U.N. envoys held talks in Israel on Monday as pressure mounted on the government of Prime Minister Ehud Olmert for a state inquiry into the conduct of the month-long conflict in Lebanon. VOA's Jim Teeple has more from our Jerusalem bureau.
Angry army reservists marched to a park near Prime Minister Ehud Olmert's office to demand an official inquiry into the conduct of government officials and senior military officers during the conflict in Lebanon.
Reservists like Yossi Avigor say they went into battle without enough equipment, or proper direction about what their mission was. He says senior officials responsible for the conduct of the war should resign.
"I do not think they should remain in their offices," he said. "When we came to the army we thought all the storages had everything. I did not have a vest. If I did not bring a vest from home I could not have gone to battle. I had a friend who got an army shirt on the third day. We think that everybody without exception should pay the price for this fault in the war."
A separate group of reserve parachutists have published a letter in a leading Israeli newspaper, saying indecision by their superiors, led to the cancellation of all of their missions. In their letter the reservists say their experience was typical of many soldiers and was one reason why Israel was unable to "deliver a knockout blow to Hezbollah," which one day before a ceasefire went into effect launched nearly 250 rockets against towns in northern Israel.
Speaking Monday on a tour of rocket-damaged buildings in the north, Prime Minister Olmert rejected the criticism, saying he would not slander the army or engage in self-flagellation.
Israeli Defense Minister Amir Peretz has said the government will conduct an inquiry, but the protesting reservists and their supporters in Israel's Knesset, or parliament, are calling for state commission of inquiry like those that examined failures by Israel's commanders during wars in 1973 and 1982. In 1982, then-Defense Minister Ariel Sharon was forced to resign after being found indirectly responsible for the deaths of hundreds of Palestinians who were killed by Lebanese Christian militias allied with Israel.
Two senior U.N. envoys, Terje Roed Larson and Vijay Nambiar, held talks with senior Israeli officials on Monday.
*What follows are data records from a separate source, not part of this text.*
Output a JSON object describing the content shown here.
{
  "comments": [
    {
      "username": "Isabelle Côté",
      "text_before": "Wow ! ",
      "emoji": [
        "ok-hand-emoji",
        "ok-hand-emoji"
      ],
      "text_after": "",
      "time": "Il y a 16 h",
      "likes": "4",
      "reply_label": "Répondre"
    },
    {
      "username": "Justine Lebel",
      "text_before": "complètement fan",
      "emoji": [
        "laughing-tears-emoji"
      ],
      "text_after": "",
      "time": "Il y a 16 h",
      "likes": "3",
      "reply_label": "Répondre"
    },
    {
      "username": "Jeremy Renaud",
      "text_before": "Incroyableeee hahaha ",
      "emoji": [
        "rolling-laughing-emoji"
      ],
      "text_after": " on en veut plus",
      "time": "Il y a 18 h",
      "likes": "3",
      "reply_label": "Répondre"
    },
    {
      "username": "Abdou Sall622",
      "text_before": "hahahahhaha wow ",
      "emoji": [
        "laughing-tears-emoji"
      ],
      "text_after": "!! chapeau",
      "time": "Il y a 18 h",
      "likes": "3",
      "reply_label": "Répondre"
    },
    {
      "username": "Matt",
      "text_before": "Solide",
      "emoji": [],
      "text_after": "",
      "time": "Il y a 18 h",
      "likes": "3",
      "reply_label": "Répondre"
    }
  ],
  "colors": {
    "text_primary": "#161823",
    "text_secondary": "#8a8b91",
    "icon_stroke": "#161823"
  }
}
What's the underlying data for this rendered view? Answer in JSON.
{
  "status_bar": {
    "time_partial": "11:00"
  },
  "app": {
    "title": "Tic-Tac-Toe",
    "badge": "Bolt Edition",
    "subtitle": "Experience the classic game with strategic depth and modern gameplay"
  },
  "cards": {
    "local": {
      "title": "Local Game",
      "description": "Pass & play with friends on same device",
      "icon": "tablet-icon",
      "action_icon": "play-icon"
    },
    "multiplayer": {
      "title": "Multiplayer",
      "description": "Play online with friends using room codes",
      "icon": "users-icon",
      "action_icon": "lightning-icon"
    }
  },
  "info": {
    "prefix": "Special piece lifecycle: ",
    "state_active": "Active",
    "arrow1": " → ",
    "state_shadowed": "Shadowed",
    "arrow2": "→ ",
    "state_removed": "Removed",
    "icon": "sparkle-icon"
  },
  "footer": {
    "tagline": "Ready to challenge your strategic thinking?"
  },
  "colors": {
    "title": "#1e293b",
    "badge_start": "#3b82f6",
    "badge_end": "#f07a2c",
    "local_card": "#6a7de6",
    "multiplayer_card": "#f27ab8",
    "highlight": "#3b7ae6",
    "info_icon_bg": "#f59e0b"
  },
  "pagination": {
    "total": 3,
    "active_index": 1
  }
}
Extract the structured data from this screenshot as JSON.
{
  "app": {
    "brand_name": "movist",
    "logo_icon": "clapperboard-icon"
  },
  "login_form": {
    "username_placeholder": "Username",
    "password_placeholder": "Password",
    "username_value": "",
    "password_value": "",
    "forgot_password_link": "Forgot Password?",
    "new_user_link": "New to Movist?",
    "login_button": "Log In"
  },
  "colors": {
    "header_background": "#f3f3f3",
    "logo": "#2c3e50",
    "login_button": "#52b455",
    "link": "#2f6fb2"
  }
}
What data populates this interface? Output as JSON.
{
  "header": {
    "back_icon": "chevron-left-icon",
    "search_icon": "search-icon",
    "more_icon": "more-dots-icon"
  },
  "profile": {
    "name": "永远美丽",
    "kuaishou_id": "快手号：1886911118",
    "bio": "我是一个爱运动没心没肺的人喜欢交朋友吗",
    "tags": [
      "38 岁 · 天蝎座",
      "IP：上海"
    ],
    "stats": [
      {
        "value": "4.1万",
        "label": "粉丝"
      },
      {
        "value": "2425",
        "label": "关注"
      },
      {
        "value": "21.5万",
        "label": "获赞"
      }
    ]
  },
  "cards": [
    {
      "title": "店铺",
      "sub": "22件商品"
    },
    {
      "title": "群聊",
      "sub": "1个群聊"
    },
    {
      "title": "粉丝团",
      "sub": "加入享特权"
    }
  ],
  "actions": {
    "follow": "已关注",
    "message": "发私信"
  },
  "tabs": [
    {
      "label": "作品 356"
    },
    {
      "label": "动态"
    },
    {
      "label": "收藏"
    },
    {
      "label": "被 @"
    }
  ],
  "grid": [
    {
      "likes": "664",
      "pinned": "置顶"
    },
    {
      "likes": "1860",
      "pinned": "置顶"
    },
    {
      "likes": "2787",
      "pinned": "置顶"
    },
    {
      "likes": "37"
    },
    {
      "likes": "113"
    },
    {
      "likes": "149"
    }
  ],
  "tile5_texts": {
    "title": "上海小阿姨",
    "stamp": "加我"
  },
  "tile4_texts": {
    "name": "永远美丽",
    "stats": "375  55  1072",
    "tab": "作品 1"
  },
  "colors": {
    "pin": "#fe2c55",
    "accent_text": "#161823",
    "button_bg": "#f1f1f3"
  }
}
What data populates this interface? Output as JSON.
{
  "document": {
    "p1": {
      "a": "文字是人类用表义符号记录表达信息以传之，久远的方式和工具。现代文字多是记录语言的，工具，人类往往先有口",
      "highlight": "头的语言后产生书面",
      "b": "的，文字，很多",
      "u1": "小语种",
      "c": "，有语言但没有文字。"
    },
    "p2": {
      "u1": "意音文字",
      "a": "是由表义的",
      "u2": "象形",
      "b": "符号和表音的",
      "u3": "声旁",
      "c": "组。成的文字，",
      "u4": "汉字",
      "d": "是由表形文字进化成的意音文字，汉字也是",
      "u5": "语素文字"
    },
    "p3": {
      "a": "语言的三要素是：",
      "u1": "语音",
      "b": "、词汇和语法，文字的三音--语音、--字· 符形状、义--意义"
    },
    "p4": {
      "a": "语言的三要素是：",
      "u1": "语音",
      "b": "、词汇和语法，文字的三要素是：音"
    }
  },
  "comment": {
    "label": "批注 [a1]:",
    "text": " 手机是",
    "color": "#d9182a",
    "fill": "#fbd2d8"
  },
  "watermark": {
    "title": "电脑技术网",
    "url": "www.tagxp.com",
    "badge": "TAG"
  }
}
U.N. officials say they hope to finalize the rules of engagement for the U.N. peacekeeping force in Lebanon in the next few days. A number of potential peacekeeping nations have said they will not send troops to the projected 15,000-member force as long as the mission and the rules of engagement remain ill-defined.
Prime Minister Olmert says his country wants Italy to lead the force. Speaking Monday, after talks with Turkey's Foreign Minister, he said he hoped Turkey would also join the effort.
"Turkey is trusted by Israel and can play an important stabilizing role in the Middle East," Olmert said.
Among the issues reportedly discussed between Israeli officials and U.N. envoys on Monday was a prisoner swap between Israel and Hezbollah. Late Monday, U.N. officials in Lebanon confirmed that five Lebanese men seized by Israeli forces during a commando raid on the eastern Lebanese city of Baalbek had been handed over to U.N. peacekeepers.
In his remarks on Monday, Prime Minister Olmert also rejected resuming peace talks with Syria. Some of Mr. Olmert's cabinet colleagues have called for a resumption of talks with Syria. But Mr. Olmert says Syria will not be a partner for peace until it stops supporting Hezbollah and threatening Israel.